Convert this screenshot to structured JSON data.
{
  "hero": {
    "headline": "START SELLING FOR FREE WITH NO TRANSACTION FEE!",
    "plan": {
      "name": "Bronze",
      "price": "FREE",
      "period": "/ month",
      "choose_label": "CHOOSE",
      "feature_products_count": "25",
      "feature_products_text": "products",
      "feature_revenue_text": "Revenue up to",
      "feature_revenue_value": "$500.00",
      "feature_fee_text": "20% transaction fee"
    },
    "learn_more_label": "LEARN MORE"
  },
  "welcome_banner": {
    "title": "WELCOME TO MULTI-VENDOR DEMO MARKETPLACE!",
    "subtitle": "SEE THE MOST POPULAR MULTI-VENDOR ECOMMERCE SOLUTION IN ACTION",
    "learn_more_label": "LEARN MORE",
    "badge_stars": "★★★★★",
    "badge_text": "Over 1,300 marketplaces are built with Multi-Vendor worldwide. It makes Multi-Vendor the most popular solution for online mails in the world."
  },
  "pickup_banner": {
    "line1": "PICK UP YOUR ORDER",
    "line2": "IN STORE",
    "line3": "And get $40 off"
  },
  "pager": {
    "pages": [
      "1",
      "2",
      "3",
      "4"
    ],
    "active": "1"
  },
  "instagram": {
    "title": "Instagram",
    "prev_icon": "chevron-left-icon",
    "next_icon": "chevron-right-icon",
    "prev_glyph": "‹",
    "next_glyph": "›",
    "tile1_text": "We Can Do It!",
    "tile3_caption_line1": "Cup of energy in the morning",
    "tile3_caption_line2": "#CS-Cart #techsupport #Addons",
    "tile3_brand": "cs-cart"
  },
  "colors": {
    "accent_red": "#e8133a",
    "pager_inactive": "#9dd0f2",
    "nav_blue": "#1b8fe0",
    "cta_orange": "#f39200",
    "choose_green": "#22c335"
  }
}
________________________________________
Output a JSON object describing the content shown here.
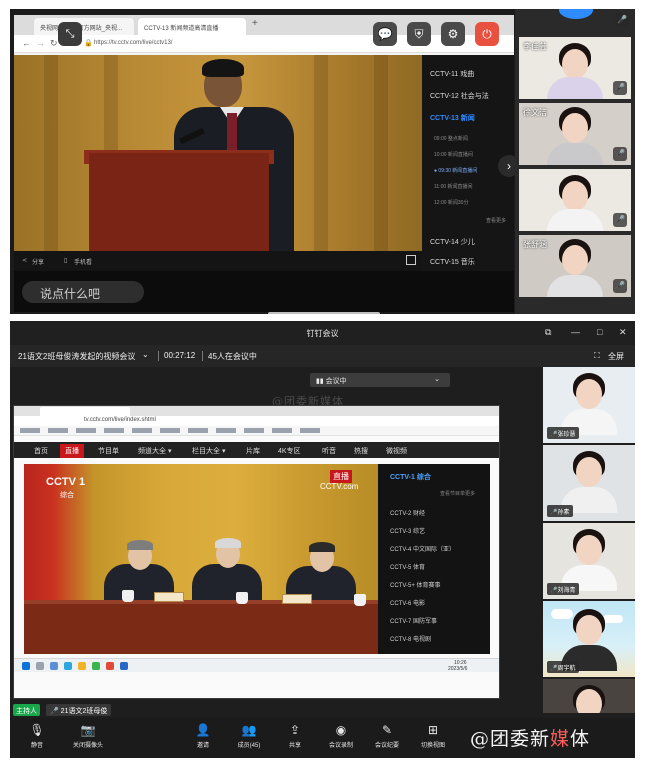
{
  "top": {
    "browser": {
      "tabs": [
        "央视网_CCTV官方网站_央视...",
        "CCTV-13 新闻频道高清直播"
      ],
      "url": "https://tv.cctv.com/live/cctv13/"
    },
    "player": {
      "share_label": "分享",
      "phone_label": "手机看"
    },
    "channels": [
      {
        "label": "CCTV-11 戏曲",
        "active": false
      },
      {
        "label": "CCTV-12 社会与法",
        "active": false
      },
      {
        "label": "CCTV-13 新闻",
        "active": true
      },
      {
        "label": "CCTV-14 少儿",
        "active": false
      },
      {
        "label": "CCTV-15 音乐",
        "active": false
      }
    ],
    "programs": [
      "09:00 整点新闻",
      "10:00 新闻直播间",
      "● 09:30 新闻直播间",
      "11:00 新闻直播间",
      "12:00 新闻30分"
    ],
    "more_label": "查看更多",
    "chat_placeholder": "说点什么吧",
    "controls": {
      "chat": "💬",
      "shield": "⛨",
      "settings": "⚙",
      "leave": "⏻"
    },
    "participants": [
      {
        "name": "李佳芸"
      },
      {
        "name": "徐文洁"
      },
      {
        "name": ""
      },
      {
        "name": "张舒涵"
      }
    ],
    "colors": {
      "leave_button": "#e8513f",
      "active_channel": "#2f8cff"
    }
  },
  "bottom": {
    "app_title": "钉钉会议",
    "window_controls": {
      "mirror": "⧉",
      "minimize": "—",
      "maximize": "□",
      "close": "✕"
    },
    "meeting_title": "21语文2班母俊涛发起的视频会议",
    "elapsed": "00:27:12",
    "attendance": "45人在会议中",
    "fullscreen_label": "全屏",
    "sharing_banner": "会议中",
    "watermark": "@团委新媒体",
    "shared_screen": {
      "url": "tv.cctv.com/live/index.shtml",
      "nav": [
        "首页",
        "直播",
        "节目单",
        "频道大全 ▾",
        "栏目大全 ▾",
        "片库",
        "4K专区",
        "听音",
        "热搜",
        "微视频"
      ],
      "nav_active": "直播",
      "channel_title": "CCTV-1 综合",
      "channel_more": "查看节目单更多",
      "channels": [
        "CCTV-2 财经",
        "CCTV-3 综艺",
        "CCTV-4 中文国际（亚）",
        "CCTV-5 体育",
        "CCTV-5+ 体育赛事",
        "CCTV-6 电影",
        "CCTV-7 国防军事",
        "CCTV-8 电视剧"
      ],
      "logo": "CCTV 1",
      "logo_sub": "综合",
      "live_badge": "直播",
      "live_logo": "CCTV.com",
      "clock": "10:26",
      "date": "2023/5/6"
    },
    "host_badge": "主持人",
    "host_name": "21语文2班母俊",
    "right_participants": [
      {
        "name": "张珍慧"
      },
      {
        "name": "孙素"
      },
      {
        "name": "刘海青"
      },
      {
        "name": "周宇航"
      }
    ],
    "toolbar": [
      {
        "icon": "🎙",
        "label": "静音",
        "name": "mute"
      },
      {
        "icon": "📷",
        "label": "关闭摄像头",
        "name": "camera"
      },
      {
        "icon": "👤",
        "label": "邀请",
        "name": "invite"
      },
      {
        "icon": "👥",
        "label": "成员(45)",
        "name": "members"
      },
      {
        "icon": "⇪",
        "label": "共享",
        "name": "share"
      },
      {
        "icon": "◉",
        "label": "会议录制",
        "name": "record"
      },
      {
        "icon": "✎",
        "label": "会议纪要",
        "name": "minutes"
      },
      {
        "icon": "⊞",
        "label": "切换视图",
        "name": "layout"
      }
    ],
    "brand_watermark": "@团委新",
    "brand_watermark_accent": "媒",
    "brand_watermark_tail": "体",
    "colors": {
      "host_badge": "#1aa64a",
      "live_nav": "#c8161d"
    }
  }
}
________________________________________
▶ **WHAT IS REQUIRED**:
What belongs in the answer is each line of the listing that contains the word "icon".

▶ **FINISHED TASK**:
    "prev_icon": "chevron-left-icon",
    "next_icon": "chevron-right-icon",
        "icon": "🎙",
        "icon": "📷",
        "icon": "👤",
        "icon": "👥",
        "icon": "⇪",
        "icon": "◉",
        "icon": "✎",
        "icon": "⊞",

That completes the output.